The Panel concludes based on the case file that the circumstances referred to in Paragraph 4(b)(iv) of the Policy are applicable to the present case and upon the evidence of these circumstances and other relevant circumstances, it is adequate to conclude that the Respondent has registered and used the disputed domain name in bad faith.

Firstly, the Panel finds that the Complainant and its marks οƼ and οƼ GIGA-BYTE TECHNOLOGY enjoy a considerable reputation with regard to IT products and computer hardware in the predominantly Chinese speaking countries and regions such as China, Hong Kong, Taiwan, Macau, Singapore and Malaysia. This is evidenced by the extensive and substantial use of these marks on the Complainants products. The Complainant also has a substantial presence in the Internet as it has registered and used more than 140 domain names in the world including <οƼ.cn>; <οƼ.й>, <οƼ.>; <οƼ.˾>; <οƼ.tw>; <οƼ.cc>; <.cc> and internet keywords such as Ρ; οƼ; 塱 and Կ. In this day and age of the Internet and advancement in information technology, the reputation of brands and trademarks transcend national borders. Therefore, the Panel finds that it is highly unlikely that the Respondent would not have had actual notice of the Complainants trademark rights at the time of the registration of the domain name. Consequently, it would have been pertinent for the Respondent to provide an explanation of its choice in the disputed domain name, failing which the Panel draws the conclusion that the disputed domain names were registered in bad faith with intent to create an impression of an association with the Complainant and its IT products and computer hardware.

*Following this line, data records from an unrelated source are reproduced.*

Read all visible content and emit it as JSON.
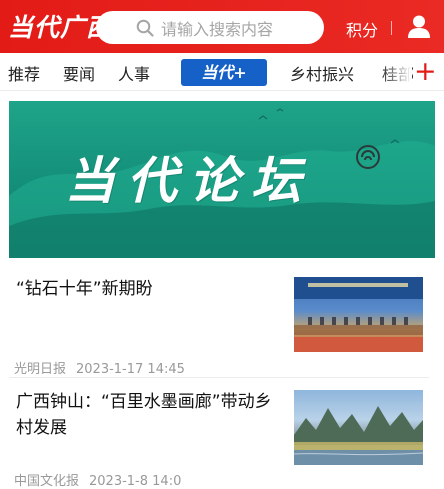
{
  "header": {
    "logo_text": "当代广西",
    "search_placeholder": "请输入搜索内容",
    "points_label": "积分",
    "colors": {
      "brand_red": "#e31b17",
      "nav_blue": "#1561c8"
    },
    "icons": [
      "search-icon",
      "user-icon"
    ]
  },
  "nav": {
    "items": [
      "推荐",
      "要闻",
      "人事",
      "乡村振兴",
      "桂部"
    ],
    "badge_label": "当代+",
    "plus_label": "+"
  },
  "banner": {
    "title": "当代论坛"
  },
  "articles": [
    {
      "title": "“钻石十年”新期盼",
      "source": "光明日报",
      "time": "2023-1-17 14:45"
    },
    {
      "title": "广西钟山：“百里水墨画廊”带动乡村发展",
      "source": "中国文化报",
      "time": "2023-1-8 14:0"
    }
  ]
}
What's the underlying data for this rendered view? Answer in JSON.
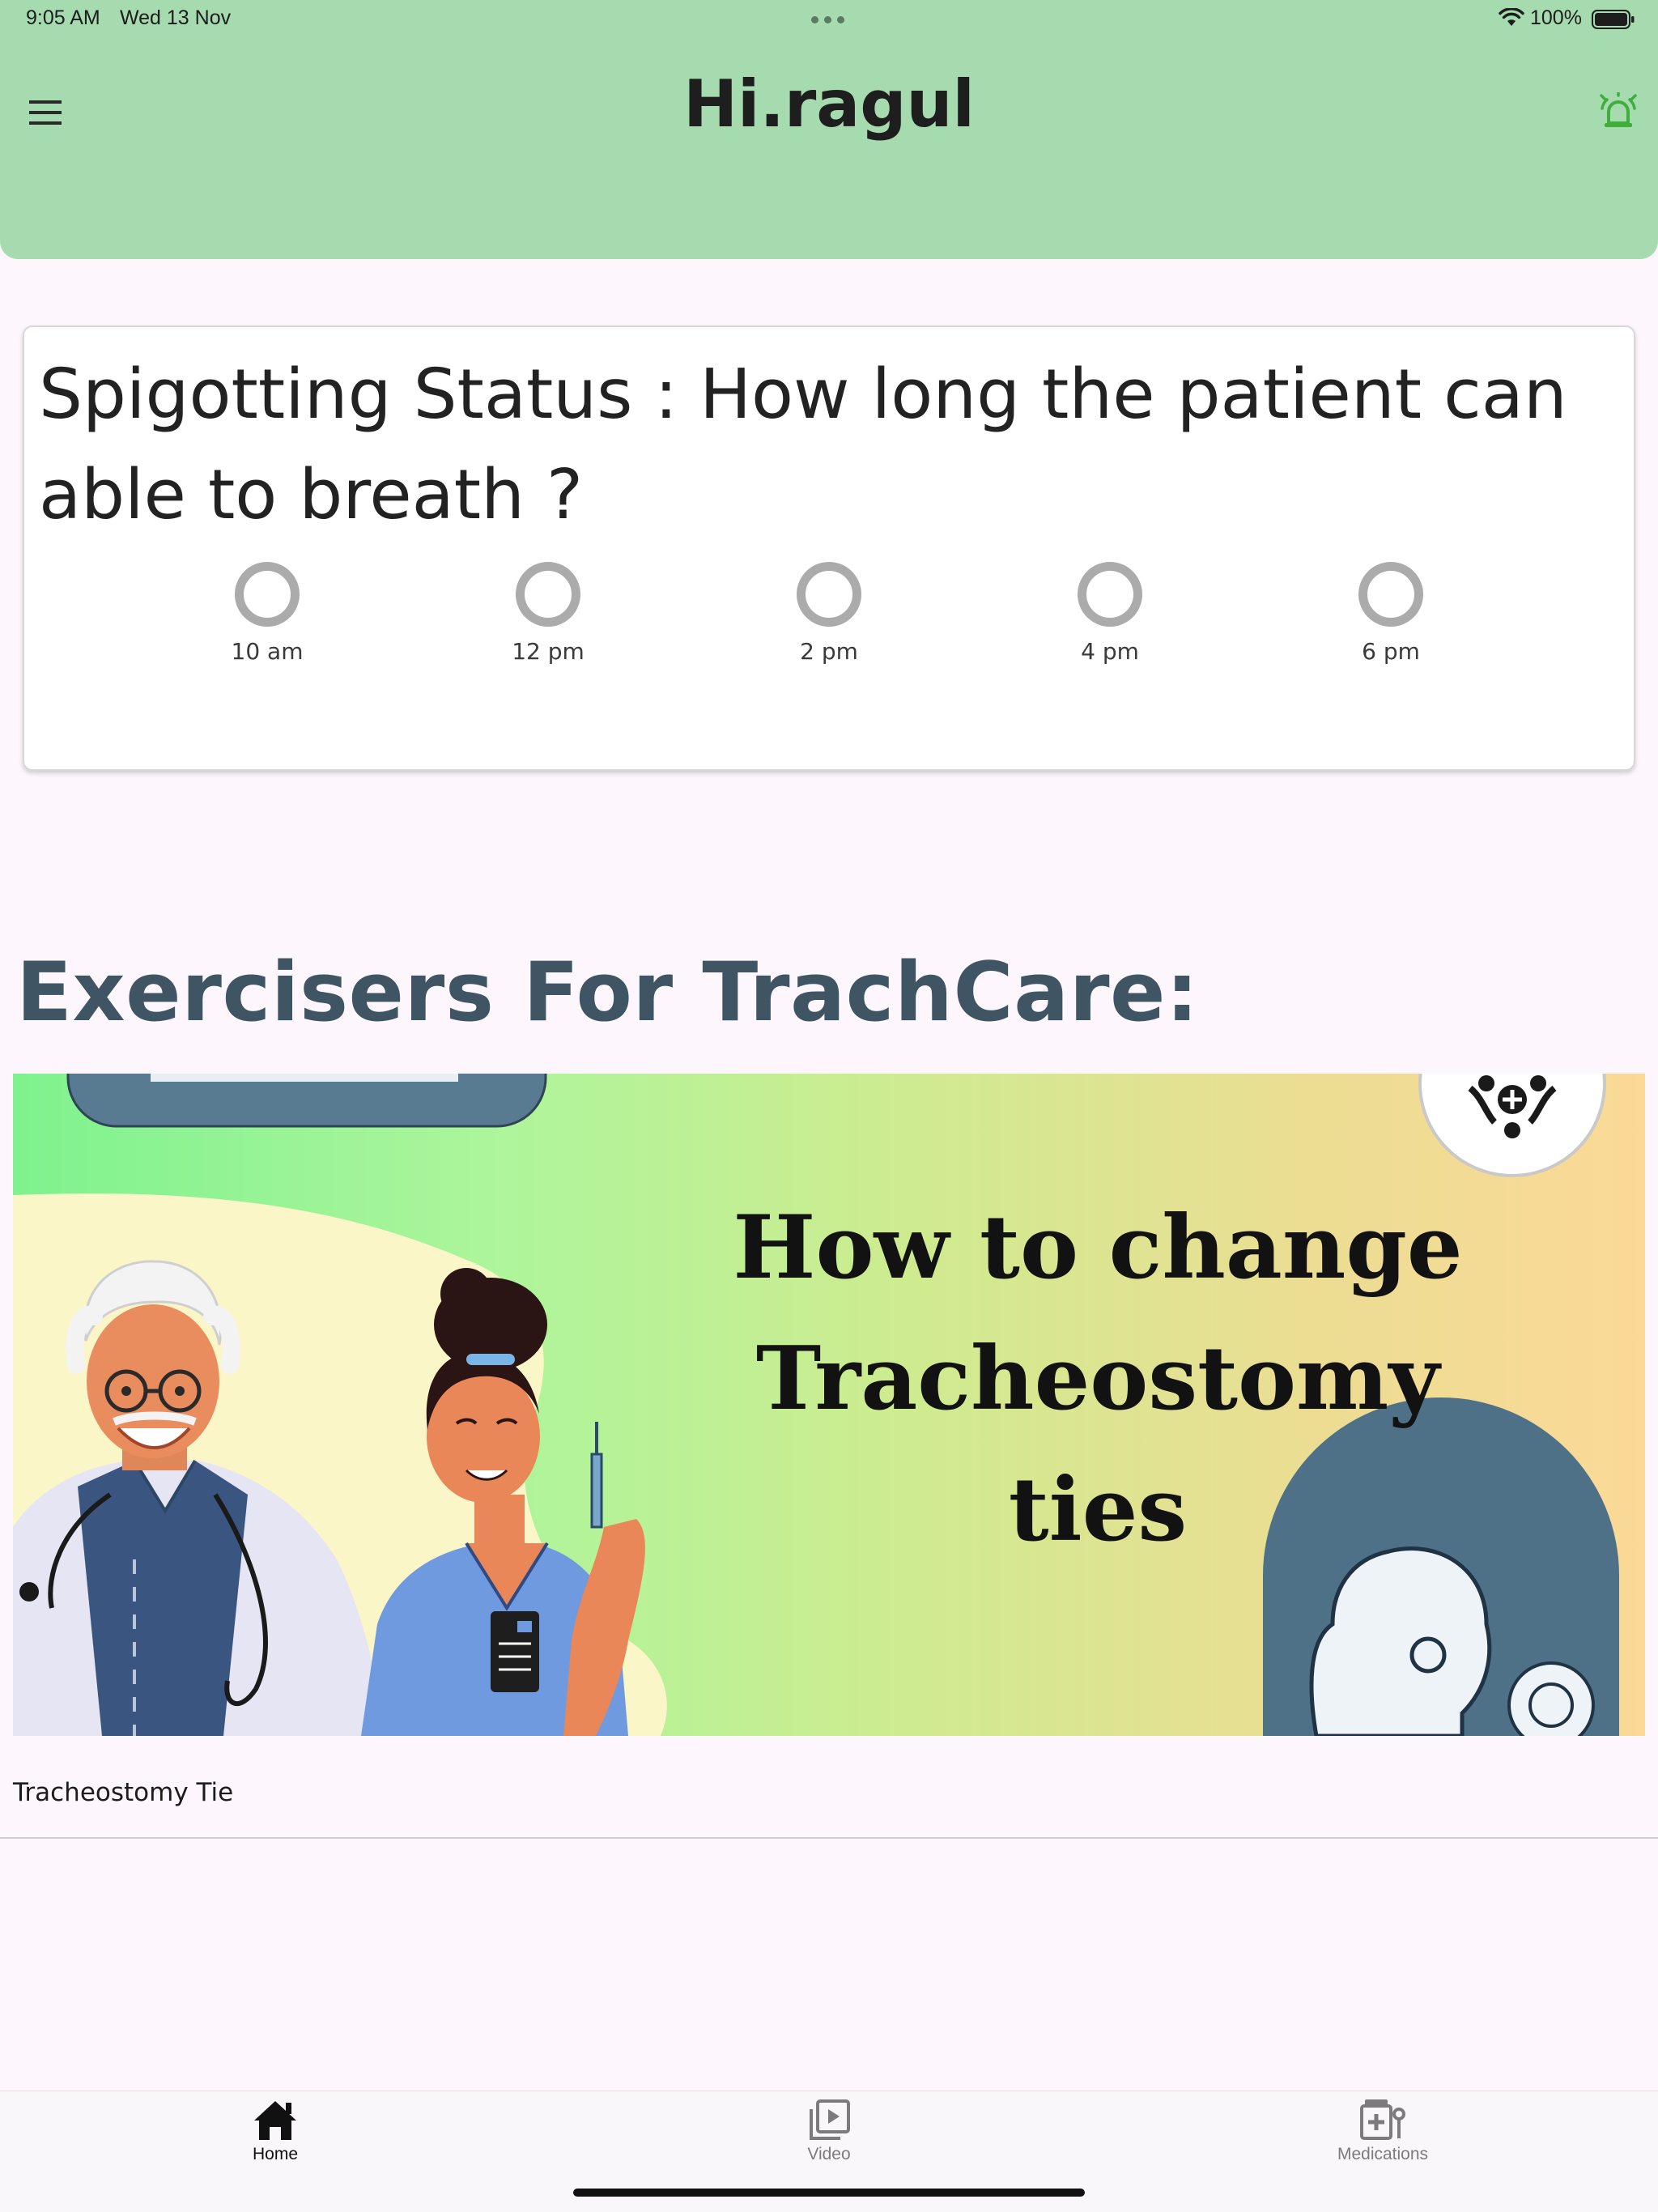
{
  "status_bar": {
    "time": "9:05 AM",
    "date": "Wed 13 Nov",
    "battery": "100%"
  },
  "header": {
    "title": "Hi.ragul",
    "menu_icon": "hamburger-menu-icon",
    "alarm_icon": "alarm-bell-icon",
    "background_color": "#a6dbaf",
    "alarm_color": "#3fae3a"
  },
  "spigot_card": {
    "question": "Spigotting Status : How long the patient can able to breath ?",
    "options": [
      "10 am",
      "12 pm",
      "2 pm",
      "4 pm",
      "6 pm"
    ]
  },
  "exercises": {
    "title": "Exercisers For TrachCare:",
    "title_color": "#3f5563",
    "video": {
      "thumbnail_heading_line1": "How to change",
      "thumbnail_heading_line2": "Tracheostomy ties",
      "caption": "Tracheostomy Tie"
    }
  },
  "tabbar": {
    "tabs": [
      {
        "label": "Home",
        "icon": "home-icon",
        "active": true
      },
      {
        "label": "Video",
        "icon": "video-library-icon",
        "active": false
      },
      {
        "label": "Medications",
        "icon": "medications-icon",
        "active": false
      }
    ]
  }
}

The Complainant has also adduced evidence to support that by using confusingly similar disputed domain name, the Respondent has intentionally attempted to attract, for commercial gain, Internet users to the Respondents website which is currently linked to a third party Baidus website. Given the considerable reputation of the Complainants οƼ and οƼ GIGA-BYTE TECHNOLOGY marks, the compelling conclusion is that the Respondent, by choosing to register and use a domain name which is confusingly similar to the Complainants famous marks, intended to ride on the goodwill of the Complainants marks in an attempt to exploit, for commercial gain, Internet traffic destined for the Complainant. Consequently, the Respondent has through the use of a confusingly similar domain name created a likelihood of confusion with the Complainants οƼ and οƼ GIGA-BYTE TECHNOLOGY trademarks and this constitutes a misrepresentation to the public that his website is in one way or the other associated or connected with the Complainants. In the absence of evidence to the contrary and rebuttal from the Respondent, the choice of the disputed domain name and the conduct of the Respondent as far as the website on to which the domain name resolves are indicative of registration and usage of the disputed domain name in bad faith.

The Panel accepts the Complainants submission that this fact coupled with all the other evidence proves that the Respondent has registered and used the disputed domain name in bad faith.

 

7. Decision

For all the foregoing reasons, in accordance with paragraphs 4(i) of the Policy and 15 of the Rules, the Panel orders that the domain name, <οƼ.com> be transferred to the Complainant.


Susanna H.S. Leong
Sole Panelist

Dated: April 9, 2007